Asean on the back of funding from the Asian Development Bank (ADB) and perhaps a newly created “Asean Business Infrastructure Bank (Abib)” could construct cross-border underground cargo tunnels to ensure continuous and interrupted flow of food supplies that will also help in price management and contain imported inflationary pressures. It will also be an impetus in spurring the concomitant digitalisation of trade facilitation procedures that involve electronic checks and scans behind national borders (advance verification) further reducing transaction costs, minimise imports controls, and not least shortening supply chain time.
Deploying technologies such as near-synchronous magnetic motors which is similar to the technology used in roller coasters, underground tunnels would also speed up the supply chain process.
It’ll also strengthen the Asean Free Trade Area (Afta) and the wider Asean Economic Community (AEC) by promoting intra-regional trade and cross-border flow of goods.
At a bilateral level, as Thailand is one of the world’s top rice producers (and exporting countries) in the world, and considering the geographical proximity, it should only be logical and natural that a “strategic alliance” as proposed before be formed with Malaysia with particular reference to the Southern Provinces as part of Joint Development Strategy (JDS) for Border Areas.
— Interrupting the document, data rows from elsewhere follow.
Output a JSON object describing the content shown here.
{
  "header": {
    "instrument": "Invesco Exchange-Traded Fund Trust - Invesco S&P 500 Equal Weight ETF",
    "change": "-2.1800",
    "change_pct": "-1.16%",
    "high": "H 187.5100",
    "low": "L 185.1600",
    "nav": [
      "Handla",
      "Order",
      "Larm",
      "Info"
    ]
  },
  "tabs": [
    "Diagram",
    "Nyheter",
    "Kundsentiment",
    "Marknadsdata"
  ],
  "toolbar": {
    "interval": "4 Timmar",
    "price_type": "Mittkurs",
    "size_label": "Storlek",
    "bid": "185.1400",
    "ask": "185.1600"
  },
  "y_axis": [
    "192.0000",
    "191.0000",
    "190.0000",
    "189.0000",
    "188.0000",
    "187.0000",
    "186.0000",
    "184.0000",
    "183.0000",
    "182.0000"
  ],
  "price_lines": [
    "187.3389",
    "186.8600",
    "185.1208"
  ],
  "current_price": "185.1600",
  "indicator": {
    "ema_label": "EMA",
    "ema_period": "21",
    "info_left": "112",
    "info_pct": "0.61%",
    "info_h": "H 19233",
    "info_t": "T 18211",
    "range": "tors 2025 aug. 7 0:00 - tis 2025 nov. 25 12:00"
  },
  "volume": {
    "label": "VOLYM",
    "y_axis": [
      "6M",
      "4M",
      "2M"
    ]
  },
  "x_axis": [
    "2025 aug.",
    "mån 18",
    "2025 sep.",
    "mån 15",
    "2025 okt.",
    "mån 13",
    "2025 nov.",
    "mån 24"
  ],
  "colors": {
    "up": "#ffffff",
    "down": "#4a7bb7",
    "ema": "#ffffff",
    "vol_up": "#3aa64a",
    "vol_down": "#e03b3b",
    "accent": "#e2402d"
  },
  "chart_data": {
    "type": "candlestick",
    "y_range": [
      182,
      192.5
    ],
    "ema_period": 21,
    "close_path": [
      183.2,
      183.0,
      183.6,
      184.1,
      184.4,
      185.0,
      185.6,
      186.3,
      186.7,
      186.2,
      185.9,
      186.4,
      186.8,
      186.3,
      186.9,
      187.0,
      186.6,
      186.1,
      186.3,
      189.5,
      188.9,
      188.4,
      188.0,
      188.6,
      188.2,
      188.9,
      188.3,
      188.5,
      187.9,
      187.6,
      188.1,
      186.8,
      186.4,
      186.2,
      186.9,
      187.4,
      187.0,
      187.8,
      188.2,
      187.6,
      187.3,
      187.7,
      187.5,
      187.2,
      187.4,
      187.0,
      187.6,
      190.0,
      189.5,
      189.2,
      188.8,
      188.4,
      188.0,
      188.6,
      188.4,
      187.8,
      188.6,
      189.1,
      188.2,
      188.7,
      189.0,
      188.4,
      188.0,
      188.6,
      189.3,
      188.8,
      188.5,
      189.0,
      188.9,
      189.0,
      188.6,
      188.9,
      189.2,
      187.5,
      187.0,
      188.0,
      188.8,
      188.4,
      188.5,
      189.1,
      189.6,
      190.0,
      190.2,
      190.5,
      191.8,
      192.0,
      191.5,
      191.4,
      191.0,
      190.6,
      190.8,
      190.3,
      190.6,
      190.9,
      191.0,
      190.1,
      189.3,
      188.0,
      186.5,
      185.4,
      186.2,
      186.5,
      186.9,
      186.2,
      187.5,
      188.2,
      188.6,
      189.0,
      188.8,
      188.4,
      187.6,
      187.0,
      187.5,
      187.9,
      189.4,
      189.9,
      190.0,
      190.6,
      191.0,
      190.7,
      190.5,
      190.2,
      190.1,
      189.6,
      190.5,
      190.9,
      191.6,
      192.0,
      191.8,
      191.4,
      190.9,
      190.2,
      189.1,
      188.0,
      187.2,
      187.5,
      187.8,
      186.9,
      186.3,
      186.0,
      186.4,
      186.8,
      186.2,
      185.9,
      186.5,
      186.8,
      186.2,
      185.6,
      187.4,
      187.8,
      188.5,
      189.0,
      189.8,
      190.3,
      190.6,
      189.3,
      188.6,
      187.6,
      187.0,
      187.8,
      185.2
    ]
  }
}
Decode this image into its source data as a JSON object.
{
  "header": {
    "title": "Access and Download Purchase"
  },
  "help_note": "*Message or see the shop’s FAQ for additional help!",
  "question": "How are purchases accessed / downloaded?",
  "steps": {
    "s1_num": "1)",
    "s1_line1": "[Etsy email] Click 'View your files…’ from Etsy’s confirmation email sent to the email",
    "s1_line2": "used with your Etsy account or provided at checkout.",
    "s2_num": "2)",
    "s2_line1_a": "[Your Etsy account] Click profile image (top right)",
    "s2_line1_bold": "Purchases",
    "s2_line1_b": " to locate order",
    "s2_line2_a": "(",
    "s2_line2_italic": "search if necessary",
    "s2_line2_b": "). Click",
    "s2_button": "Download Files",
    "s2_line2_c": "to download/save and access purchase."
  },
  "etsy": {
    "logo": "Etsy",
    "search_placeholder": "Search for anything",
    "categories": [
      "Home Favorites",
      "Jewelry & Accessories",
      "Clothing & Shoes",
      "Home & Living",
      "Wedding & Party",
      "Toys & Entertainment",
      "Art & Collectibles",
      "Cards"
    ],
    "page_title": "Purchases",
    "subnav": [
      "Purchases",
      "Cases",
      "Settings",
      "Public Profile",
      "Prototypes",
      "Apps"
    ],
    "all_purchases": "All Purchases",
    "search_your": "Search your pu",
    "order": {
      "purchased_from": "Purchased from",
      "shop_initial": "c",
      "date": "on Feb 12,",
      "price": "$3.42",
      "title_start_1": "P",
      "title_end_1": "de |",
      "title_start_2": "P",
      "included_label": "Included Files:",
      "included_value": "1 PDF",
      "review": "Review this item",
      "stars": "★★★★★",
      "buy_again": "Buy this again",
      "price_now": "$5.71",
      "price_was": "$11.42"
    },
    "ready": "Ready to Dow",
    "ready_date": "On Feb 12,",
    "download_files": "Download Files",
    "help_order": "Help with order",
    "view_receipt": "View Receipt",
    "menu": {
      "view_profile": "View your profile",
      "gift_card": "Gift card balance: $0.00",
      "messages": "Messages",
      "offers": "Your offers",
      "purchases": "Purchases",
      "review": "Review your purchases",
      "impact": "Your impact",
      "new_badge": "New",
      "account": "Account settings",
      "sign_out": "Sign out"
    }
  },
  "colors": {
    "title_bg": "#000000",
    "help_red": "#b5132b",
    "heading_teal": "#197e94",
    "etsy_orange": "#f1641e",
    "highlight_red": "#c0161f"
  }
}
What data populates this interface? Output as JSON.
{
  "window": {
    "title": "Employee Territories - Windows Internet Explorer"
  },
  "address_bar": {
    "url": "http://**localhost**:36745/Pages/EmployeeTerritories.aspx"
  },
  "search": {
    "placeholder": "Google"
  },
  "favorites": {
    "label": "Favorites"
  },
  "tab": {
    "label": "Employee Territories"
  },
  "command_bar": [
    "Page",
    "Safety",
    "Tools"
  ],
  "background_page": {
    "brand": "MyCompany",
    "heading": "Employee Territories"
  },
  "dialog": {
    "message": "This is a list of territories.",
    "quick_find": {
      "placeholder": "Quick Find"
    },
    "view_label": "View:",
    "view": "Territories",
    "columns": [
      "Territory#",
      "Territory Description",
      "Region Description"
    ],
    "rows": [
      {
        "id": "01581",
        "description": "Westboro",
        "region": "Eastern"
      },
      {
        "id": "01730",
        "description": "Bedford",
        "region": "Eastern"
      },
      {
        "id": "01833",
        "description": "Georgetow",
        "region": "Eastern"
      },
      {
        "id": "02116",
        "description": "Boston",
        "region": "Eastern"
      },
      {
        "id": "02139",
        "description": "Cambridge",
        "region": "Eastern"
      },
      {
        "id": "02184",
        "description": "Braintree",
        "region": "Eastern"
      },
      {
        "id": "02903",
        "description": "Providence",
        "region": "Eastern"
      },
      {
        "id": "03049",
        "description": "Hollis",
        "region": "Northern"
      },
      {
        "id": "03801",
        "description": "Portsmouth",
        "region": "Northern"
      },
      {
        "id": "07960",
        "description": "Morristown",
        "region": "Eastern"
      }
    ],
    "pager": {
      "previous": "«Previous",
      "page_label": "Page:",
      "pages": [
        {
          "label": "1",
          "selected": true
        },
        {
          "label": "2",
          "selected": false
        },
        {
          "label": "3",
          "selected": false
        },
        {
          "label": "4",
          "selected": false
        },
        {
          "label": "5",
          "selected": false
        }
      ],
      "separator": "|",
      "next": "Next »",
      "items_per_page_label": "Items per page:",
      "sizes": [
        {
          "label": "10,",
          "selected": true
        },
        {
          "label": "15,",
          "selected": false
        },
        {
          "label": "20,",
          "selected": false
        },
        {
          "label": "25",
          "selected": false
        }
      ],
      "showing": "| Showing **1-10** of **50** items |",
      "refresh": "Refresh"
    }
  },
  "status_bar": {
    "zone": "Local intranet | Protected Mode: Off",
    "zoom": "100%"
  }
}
The large swathes or tracts of virgin land there are not subject to the risks of natural catastrophes. As such, there should be inter-agency cooperation at the bilateral level such as between the Muda Agriculture Development Authority (Mada) in Kedah and Kemubu Agriculture Development Authority (Kada) in Kelantan with their counterparts under the Ministry of Agriculture and Cooperatives, Thailand to promote a “geographically seamless production networks” of padi fields where there can be sharing of irrigation, processing and storage facilities across the border.
In conclusion, it’s hoped that food security can be on top of the agenda come the next Asean Summit in 2022.
(Jason Loh Seong Wei is Head of Social, Law & Human Rights at EMIR Research, an independent think tank focused on strategic policy recommendations based on rigorous research.)